The proper design of a network infrastructure should allow for a number of key traits that are very desirable in an overall network design. First, the infrastructure needs to provide redundancy and resiliency without a single point of failure. Second, the infrastructure must be scalable in both geographic reach as well as bandwidth and throughput capacity.
Ideally, as one facet of the network is improved, such as resiliency; it should also improve on bandwidth and throughput capacity as well. Certain technologies work on the premise of an active/standby method. In this manner, there is one primary active link – all other links are in a standby state that will only become active upon the primary links failure. Examples of this kind of approach are 802.1d spanning tree and its descendants rapid and multiple spanning trees in the layer 2 domain and non-equal cost distance vector routing technologies such as RIP.

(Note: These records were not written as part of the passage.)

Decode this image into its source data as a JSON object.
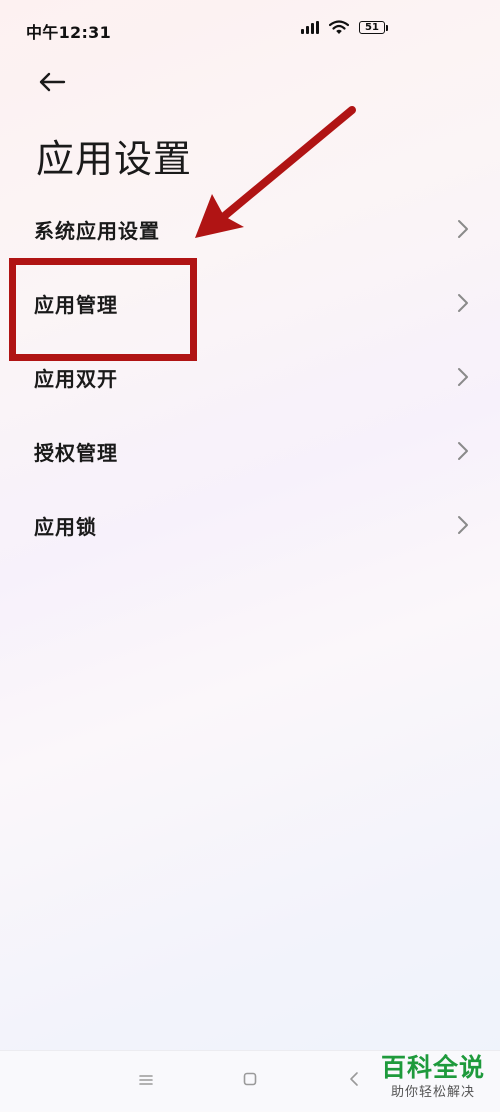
{
  "status_bar": {
    "time": "中午12:31",
    "battery_level": "51",
    "icons": [
      "signal-icon",
      "wifi-icon",
      "battery-icon"
    ]
  },
  "header": {
    "back_icon": "arrow-left-icon",
    "title": "应用设置"
  },
  "menu": {
    "items": [
      {
        "label": "系统应用设置",
        "icon": "chevron-right-icon"
      },
      {
        "label": "应用管理",
        "icon": "chevron-right-icon"
      },
      {
        "label": "应用双开",
        "icon": "chevron-right-icon"
      },
      {
        "label": "授权管理",
        "icon": "chevron-right-icon"
      },
      {
        "label": "应用锁",
        "icon": "chevron-right-icon"
      }
    ]
  },
  "annotation": {
    "highlight_color": "#b01414",
    "arrow_color": "#b01414",
    "highlighted_item": "应用管理"
  },
  "nav_bar": {
    "icons": [
      "menu-icon",
      "home-icon",
      "back-icon"
    ]
  },
  "watermark": {
    "main": "百科全说",
    "sub": "助你轻松解决",
    "color": "#1e9a3c"
  }
}
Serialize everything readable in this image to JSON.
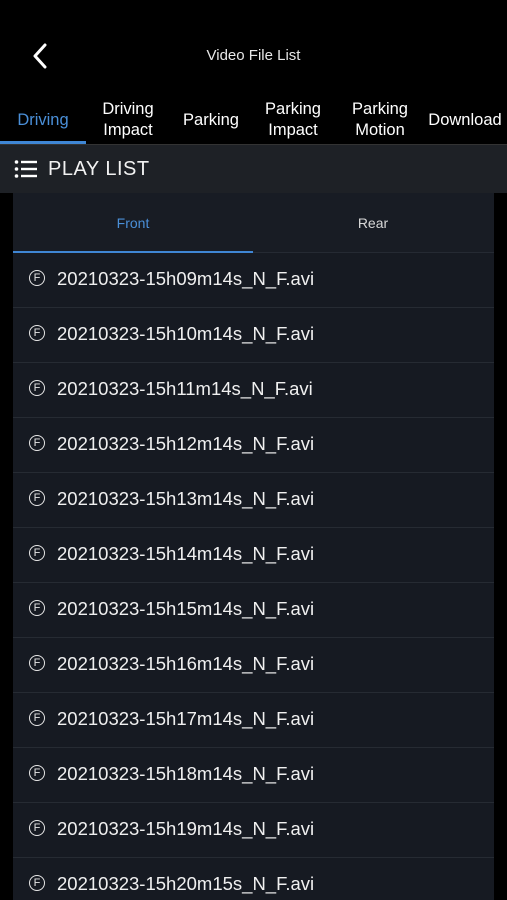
{
  "header": {
    "title": "Video File List",
    "back_icon": "chevron-left-icon"
  },
  "tabs": [
    {
      "label": "Driving",
      "active": true
    },
    {
      "label": "Driving Impact",
      "active": false
    },
    {
      "label": "Parking",
      "active": false
    },
    {
      "label": "Parking Impact",
      "active": false
    },
    {
      "label": "Parking Motion",
      "active": false
    },
    {
      "label": "Download",
      "active": false
    }
  ],
  "playlist": {
    "title": "PLAY LIST",
    "icon": "list-icon"
  },
  "subtabs": [
    {
      "label": "Front",
      "active": true
    },
    {
      "label": "Rear",
      "active": false
    }
  ],
  "files": [
    {
      "badge": "F",
      "name": "20210323-15h09m14s_N_F.avi"
    },
    {
      "badge": "F",
      "name": "20210323-15h10m14s_N_F.avi"
    },
    {
      "badge": "F",
      "name": "20210323-15h11m14s_N_F.avi"
    },
    {
      "badge": "F",
      "name": "20210323-15h12m14s_N_F.avi"
    },
    {
      "badge": "F",
      "name": "20210323-15h13m14s_N_F.avi"
    },
    {
      "badge": "F",
      "name": "20210323-15h14m14s_N_F.avi"
    },
    {
      "badge": "F",
      "name": "20210323-15h15m14s_N_F.avi"
    },
    {
      "badge": "F",
      "name": "20210323-15h16m14s_N_F.avi"
    },
    {
      "badge": "F",
      "name": "20210323-15h17m14s_N_F.avi"
    },
    {
      "badge": "F",
      "name": "20210323-15h18m14s_N_F.avi"
    },
    {
      "badge": "F",
      "name": "20210323-15h19m14s_N_F.avi"
    },
    {
      "badge": "F",
      "name": "20210323-15h20m15s_N_F.avi"
    }
  ],
  "colors": {
    "accent": "#3f86d4",
    "background": "#000000",
    "panel": "#161a22"
  }
}
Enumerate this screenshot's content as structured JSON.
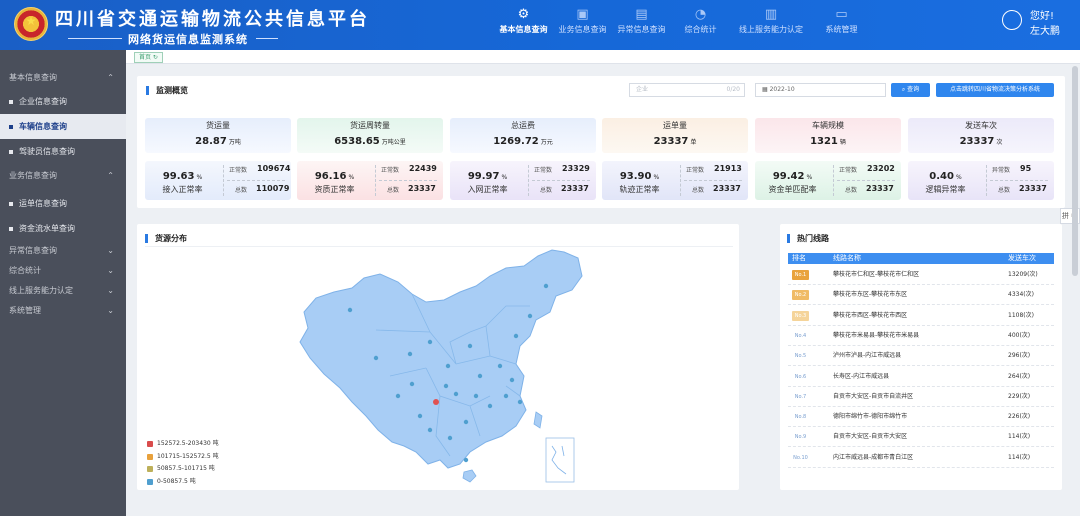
{
  "header": {
    "title": "四川省交通运输物流公共信息平台",
    "subtitle": "网络货运信息监测系统",
    "user_greeting": "您好!",
    "user_name": "左大鹏",
    "nav": [
      {
        "label": "基本信息查询",
        "icon": "grid-icon"
      },
      {
        "label": "业务信息查询",
        "icon": "box-icon"
      },
      {
        "label": "异常信息查询",
        "icon": "document-icon"
      },
      {
        "label": "综合统计",
        "icon": "pie-icon"
      },
      {
        "label": "线上服务能力认定",
        "icon": "building-icon"
      },
      {
        "label": "系统管理",
        "icon": "monitor-icon"
      }
    ]
  },
  "sidebar": {
    "groups": [
      {
        "label": "基本信息查询",
        "expanded": true,
        "items": [
          "企业信息查询",
          "车辆信息查询",
          "驾驶员信息查询"
        ]
      },
      {
        "label": "业务信息查询",
        "expanded": true,
        "items": [
          "运单信息查询",
          "资金流水单查询"
        ]
      },
      {
        "label": "异常信息查询",
        "expanded": false,
        "items": []
      },
      {
        "label": "综合统计",
        "expanded": false,
        "items": []
      },
      {
        "label": "线上服务能力认定",
        "expanded": false,
        "items": []
      },
      {
        "label": "系统管理",
        "expanded": false,
        "items": []
      }
    ],
    "active_item": "车辆信息查询"
  },
  "tab": {
    "label": "首页 ↻"
  },
  "monitor": {
    "title": "监测概览",
    "company_placeholder": "企业",
    "company_count": "0/20",
    "date_value": "2022-10",
    "query_label": "查询",
    "analysis_label": "点击跳转四川省物流决策分析系统",
    "stats": [
      {
        "label": "货运量",
        "value": "28.87",
        "unit": "万吨"
      },
      {
        "label": "货运周转量",
        "value": "6538.65",
        "unit": "万吨公里"
      },
      {
        "label": "总运费",
        "value": "1269.72",
        "unit": "万元"
      },
      {
        "label": "运单量",
        "value": "23337",
        "unit": "单"
      },
      {
        "label": "车辆规模",
        "value": "1321",
        "unit": "辆"
      },
      {
        "label": "发送车次",
        "value": "23337",
        "unit": "次"
      }
    ],
    "rates": [
      {
        "pct": "99.63",
        "label": "接入正常率",
        "k1": "正常数",
        "v1": "109674",
        "k2": "总数",
        "v2": "110079"
      },
      {
        "pct": "96.16",
        "label": "资质正常率",
        "k1": "正常数",
        "v1": "22439",
        "k2": "总数",
        "v2": "23337"
      },
      {
        "pct": "99.97",
        "label": "入网正常率",
        "k1": "正常数",
        "v1": "23329",
        "k2": "总数",
        "v2": "23337"
      },
      {
        "pct": "93.90",
        "label": "轨迹正常率",
        "k1": "正常数",
        "v1": "21913",
        "k2": "总数",
        "v2": "23337"
      },
      {
        "pct": "99.42",
        "label": "资金单匹配率",
        "k1": "正常数",
        "v1": "23202",
        "k2": "总数",
        "v2": "23337"
      },
      {
        "pct": "0.40",
        "label": "逻辑异常率",
        "k1": "异常数",
        "v1": "95",
        "k2": "总数",
        "v2": "23337"
      }
    ],
    "pct_unit": "%"
  },
  "source": {
    "title": "货源分布",
    "legend": [
      {
        "label": "152572.5-203430 吨",
        "color": "#d94c4c"
      },
      {
        "label": "101715-152572.5 吨",
        "color": "#e8a13c"
      },
      {
        "label": "50857.5-101715 吨",
        "color": "#bdb05a"
      },
      {
        "label": "0-50857.5 吨",
        "color": "#4f9fcf"
      }
    ]
  },
  "hot_routes": {
    "title": "热门线路",
    "col_rank": "排名",
    "col_name": "线路名称",
    "col_count": "发送车次",
    "rows": [
      {
        "rank": "No.1",
        "name": "攀枝花市仁和区-攀枝花市仁和区",
        "count": "13209(次)"
      },
      {
        "rank": "No.2",
        "name": "攀枝花市东区-攀枝花市东区",
        "count": "4334(次)"
      },
      {
        "rank": "No.3",
        "name": "攀枝花市西区-攀枝花市西区",
        "count": "1108(次)"
      },
      {
        "rank": "No.4",
        "name": "攀枝花市米易县-攀枝花市米易县",
        "count": "400(次)"
      },
      {
        "rank": "No.5",
        "name": "泸州市泸县-内江市威远县",
        "count": "296(次)"
      },
      {
        "rank": "No.6",
        "name": "长寿区-内江市威远县",
        "count": "264(次)"
      },
      {
        "rank": "No.7",
        "name": "自贡市大安区-自贡市自流井区",
        "count": "229(次)"
      },
      {
        "rank": "No.8",
        "name": "德阳市绵竹市-德阳市绵竹市",
        "count": "226(次)"
      },
      {
        "rank": "No.9",
        "name": "自贡市大安区-自贡市大安区",
        "count": "114(次)"
      },
      {
        "rank": "No.10",
        "name": "内江市威远县-成都市青白江区",
        "count": "114(次)"
      }
    ],
    "rank_colors": [
      "#e9a33d",
      "#f0bb66",
      "#f5d49a"
    ]
  },
  "feedback": {
    "label": "拼 中"
  }
}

While these technologies do provide resiliency and redundancy they do so at the assumption that half of the network infrastructure is unusable and that a state of failure needs to occur in order to leverage those resources. As a result, it becomes highly desirable to implement active/active resiliency Continue reading